The SMOG records release was promoted as “future soul,” but its U.K. Garage influence is unmistakable, from R&B-esque vocals to the glitchy, jazz-tinged house production. At times, The Limit appeared at home with the post-dubstep trend and at others timeless with its blending of retro and modern sounds.
2. Can You Tell if It’s Progressive House or Eurodance?
Modern-day, mainstream house producers like to think they’ve evolved from the days of throwaway singles – a.k.a. Eurodance in the ‘90s. Although this new interpretation isn’t as formulaic, top tracks stick with a vocal-driven template that blends both house and trance sounds.
How the music gets promoted has changed, with progressive house producers having more of an active, visible role, instead of being secondary to the “face” of the group. Still, the quickly-churning approach, either from the short timeframe a track would have success in the ‘90s to the demands of social media today, means you have the rare gem amongst a bunch of same-sounding garbage.
And just like Eurodance produced groups that could make a couple of hits and have careers (think The Real McCoy, La Bouche, Masterboy, and 2 Unlimited in the ‘90s) or fade into obscurity almost instantly, progressive house producers end up having similar paths: a string of hits, or a single, definitive tune.
3. House singers get recognition
Back at last year’s Winter Music Conference, a panel featuring Barbara Tucker touched on the fact that house singers rarely get the attention they deserve. As a result, the rest of the conference featured an evening event focusing on house singers and included two vocalists (Tucker and newcomer Alexis Jordan) in the in the IDMA’s lineup of performers.

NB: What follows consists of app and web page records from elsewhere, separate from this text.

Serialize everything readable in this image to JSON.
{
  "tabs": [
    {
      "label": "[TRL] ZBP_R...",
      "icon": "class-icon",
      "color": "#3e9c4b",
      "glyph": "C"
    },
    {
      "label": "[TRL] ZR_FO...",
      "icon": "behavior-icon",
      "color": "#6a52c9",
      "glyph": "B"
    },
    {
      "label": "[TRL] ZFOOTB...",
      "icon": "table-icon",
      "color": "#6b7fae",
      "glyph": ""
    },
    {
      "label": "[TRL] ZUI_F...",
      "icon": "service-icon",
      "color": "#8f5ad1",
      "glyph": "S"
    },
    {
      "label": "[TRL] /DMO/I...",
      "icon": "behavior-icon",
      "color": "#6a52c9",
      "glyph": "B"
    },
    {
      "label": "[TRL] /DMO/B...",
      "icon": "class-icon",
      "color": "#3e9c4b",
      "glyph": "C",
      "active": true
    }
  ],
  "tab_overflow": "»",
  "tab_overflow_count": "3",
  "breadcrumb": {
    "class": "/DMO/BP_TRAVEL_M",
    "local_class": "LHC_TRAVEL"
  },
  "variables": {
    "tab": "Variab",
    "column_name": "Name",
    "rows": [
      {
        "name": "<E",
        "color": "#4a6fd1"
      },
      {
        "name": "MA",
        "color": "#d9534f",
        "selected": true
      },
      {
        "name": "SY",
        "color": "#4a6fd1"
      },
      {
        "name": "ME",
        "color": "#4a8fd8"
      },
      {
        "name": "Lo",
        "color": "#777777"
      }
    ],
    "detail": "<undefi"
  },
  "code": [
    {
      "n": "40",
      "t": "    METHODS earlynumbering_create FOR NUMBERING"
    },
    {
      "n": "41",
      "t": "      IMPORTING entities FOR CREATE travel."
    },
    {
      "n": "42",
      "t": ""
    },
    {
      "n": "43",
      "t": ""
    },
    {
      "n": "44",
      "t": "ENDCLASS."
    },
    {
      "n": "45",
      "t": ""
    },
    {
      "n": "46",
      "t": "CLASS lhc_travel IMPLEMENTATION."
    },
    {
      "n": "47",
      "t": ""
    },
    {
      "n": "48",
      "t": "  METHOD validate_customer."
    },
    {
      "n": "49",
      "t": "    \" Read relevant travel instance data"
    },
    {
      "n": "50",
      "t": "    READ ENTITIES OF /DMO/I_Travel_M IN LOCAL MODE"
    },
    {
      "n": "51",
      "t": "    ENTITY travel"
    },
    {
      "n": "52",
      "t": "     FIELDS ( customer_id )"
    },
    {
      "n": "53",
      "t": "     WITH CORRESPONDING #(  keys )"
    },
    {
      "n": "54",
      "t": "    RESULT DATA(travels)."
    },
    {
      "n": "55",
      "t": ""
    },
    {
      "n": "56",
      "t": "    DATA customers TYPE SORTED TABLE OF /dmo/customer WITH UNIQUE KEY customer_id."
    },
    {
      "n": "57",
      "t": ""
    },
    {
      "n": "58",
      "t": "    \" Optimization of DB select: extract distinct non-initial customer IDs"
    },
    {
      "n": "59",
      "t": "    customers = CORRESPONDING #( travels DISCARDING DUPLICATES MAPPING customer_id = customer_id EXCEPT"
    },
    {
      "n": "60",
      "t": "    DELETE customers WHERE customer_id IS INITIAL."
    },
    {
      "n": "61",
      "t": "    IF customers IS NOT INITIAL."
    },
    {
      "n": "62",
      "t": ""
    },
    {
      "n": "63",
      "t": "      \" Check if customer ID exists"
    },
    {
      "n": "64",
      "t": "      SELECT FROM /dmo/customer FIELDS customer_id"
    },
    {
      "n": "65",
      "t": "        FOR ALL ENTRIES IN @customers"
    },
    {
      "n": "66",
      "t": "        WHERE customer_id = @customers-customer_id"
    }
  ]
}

WMC and the IDMAs followed Jesse Saunders’ Pure House Music festival in Las Vegas’ Downtown, which included singers amongst the lineup of DJs and performers.
Still, with the exception of these instances, house singers appeared to be one trend that had long since passed, save for underground performers, like Khalid Rivera, or those flourishing under the mainstream, like Ultra Naté and Chris Willis. David Guetta once worked with Barbara Tucker, but had since shifted to working primarily with pop stars, as this served as his introduction to the North American market. Similarly, Benny Benassi, who worked with Sandy, Naan, and Dhani on …Phobia, began working with Chris Brown, Kelis, and Apl.de.ap of the Black Eyed Peas over the past six years.
What 2014 brought, however, is renewed interest in CeCe Peniston, one of the more prominent house singers of the early ‘90s. Unlike contemporaries such as Crystal Waters, who puts out new music these days without much fanfare, Peniston appears on Markus Schulz’s latest album of original material, Scream 2, and collaborated with “Junior Sanchez” on “Without You.” While Peniston could simply be getting lucky, especially after not putting out a full-length album since 1996 and only releasing singles sporadically since then, Schulz and Junior Sanchez could be looking for singers that know how to blend with electronic dance music instrumentation, rather than ride along and skim on top of it, like many pop stars tend to do.
Schulz’s “Make You Fall” has a retro-modern feel to it. Unlike the crop of performers added to vocal trance music or pop house, Peniston’s voice glides amongst the trouse production, completing the overall texture but allowing Schulz to shine in the process. Frankly, both Schulz and Peniston haven’t sounded this good in a while, and if her inclusion signifies renewed interest in house singers, then bring it on.